Provided entries START
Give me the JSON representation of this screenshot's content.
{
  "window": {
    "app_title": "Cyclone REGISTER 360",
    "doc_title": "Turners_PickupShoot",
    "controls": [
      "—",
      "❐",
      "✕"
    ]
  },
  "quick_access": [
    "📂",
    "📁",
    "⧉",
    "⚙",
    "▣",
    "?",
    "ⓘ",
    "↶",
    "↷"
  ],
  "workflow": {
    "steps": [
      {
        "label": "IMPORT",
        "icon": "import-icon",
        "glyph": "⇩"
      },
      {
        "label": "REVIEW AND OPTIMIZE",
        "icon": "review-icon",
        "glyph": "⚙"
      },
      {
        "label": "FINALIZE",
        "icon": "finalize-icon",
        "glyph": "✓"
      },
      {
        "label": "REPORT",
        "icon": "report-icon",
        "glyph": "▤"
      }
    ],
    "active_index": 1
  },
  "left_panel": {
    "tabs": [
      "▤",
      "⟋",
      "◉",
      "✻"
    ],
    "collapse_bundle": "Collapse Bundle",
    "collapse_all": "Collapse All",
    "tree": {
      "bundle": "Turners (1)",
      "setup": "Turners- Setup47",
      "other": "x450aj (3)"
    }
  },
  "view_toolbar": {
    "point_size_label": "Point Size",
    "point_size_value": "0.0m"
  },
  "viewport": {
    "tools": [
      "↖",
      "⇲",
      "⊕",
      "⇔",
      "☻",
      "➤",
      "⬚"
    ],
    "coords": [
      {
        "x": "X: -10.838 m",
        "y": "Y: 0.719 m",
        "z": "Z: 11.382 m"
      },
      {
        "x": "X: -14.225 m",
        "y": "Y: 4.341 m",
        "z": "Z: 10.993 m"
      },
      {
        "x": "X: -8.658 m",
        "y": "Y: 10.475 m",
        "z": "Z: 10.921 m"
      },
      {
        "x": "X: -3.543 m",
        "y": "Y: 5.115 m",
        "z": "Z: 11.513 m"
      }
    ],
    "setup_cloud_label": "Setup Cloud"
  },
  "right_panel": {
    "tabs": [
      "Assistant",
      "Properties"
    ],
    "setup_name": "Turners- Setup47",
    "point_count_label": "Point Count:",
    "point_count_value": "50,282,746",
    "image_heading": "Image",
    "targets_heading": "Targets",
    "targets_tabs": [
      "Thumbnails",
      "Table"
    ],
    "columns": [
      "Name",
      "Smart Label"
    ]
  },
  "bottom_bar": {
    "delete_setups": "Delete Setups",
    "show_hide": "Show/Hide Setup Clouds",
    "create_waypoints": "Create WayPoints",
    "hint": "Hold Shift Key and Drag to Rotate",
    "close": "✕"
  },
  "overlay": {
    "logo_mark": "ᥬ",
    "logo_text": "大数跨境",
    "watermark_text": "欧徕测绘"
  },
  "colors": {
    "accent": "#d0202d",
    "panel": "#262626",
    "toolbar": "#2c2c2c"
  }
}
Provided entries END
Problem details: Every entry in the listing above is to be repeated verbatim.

Exercise solution:
Give me the JSON representation of this screenshot's content.
{
  "window": {
    "app_title": "Cyclone REGISTER 360",
    "doc_title": "Turners_PickupShoot",
    "controls": [
      "—",
      "❐",
      "✕"
    ]
  },
  "quick_access": [
    "📂",
    "📁",
    "⧉",
    "⚙",
    "▣",
    "?",
    "ⓘ",
    "↶",
    "↷"
  ],
  "workflow": {
    "steps": [
      {
        "label": "IMPORT",
        "icon": "import-icon",
        "glyph": "⇩"
      },
      {
        "label": "REVIEW AND OPTIMIZE",
        "icon": "review-icon",
        "glyph": "⚙"
      },
      {
        "label": "FINALIZE",
        "icon": "finalize-icon",
        "glyph": "✓"
      },
      {
        "label": "REPORT",
        "icon": "report-icon",
        "glyph": "▤"
      }
    ],
    "active_index": 1
  },
  "left_panel": {
    "tabs": [
      "▤",
      "⟋",
      "◉",
      "✻"
    ],
    "collapse_bundle": "Collapse Bundle",
    "collapse_all": "Collapse All",
    "tree": {
      "bundle": "Turners (1)",
      "setup": "Turners- Setup47",
      "other": "x450aj (3)"
    }
  },
  "view_toolbar": {
    "point_size_label": "Point Size",
    "point_size_value": "0.0m"
  },
  "viewport": {
    "tools": [
      "↖",
      "⇲",
      "⊕",
      "⇔",
      "☻",
      "➤",
      "⬚"
    ],
    "coords": [
      {
        "x": "X: -10.838 m",
        "y": "Y: 0.719 m",
        "z": "Z: 11.382 m"
      },
      {
        "x": "X: -14.225 m",
        "y": "Y: 4.341 m",
        "z": "Z: 10.993 m"
      },
      {
        "x": "X: -8.658 m",
        "y": "Y: 10.475 m",
        "z": "Z: 10.921 m"
      },
      {
        "x": "X: -3.543 m",
        "y": "Y: 5.115 m",
        "z": "Z: 11.513 m"
      }
    ],
    "setup_cloud_label": "Setup Cloud"
  },
  "right_panel": {
    "tabs": [
      "Assistant",
      "Properties"
    ],
    "setup_name": "Turners- Setup47",
    "point_count_label": "Point Count:",
    "point_count_value": "50,282,746",
    "image_heading": "Image",
    "targets_heading": "Targets",
    "targets_tabs": [
      "Thumbnails",
      "Table"
    ],
    "columns": [
      "Name",
      "Smart Label"
    ]
  },
  "bottom_bar": {
    "delete_setups": "Delete Setups",
    "show_hide": "Show/Hide Setup Clouds",
    "create_waypoints": "Create WayPoints",
    "hint": "Hold Shift Key and Drag to Rotate",
    "close": "✕"
  },
  "overlay": {
    "logo_mark": "ᥬ",
    "logo_text": "大数跨境",
    "watermark_text": "欧徕测绘"
  },
  "colors": {
    "accent": "#d0202d",
    "panel": "#262626",
    "toolbar": "#2c2c2c"
  }
}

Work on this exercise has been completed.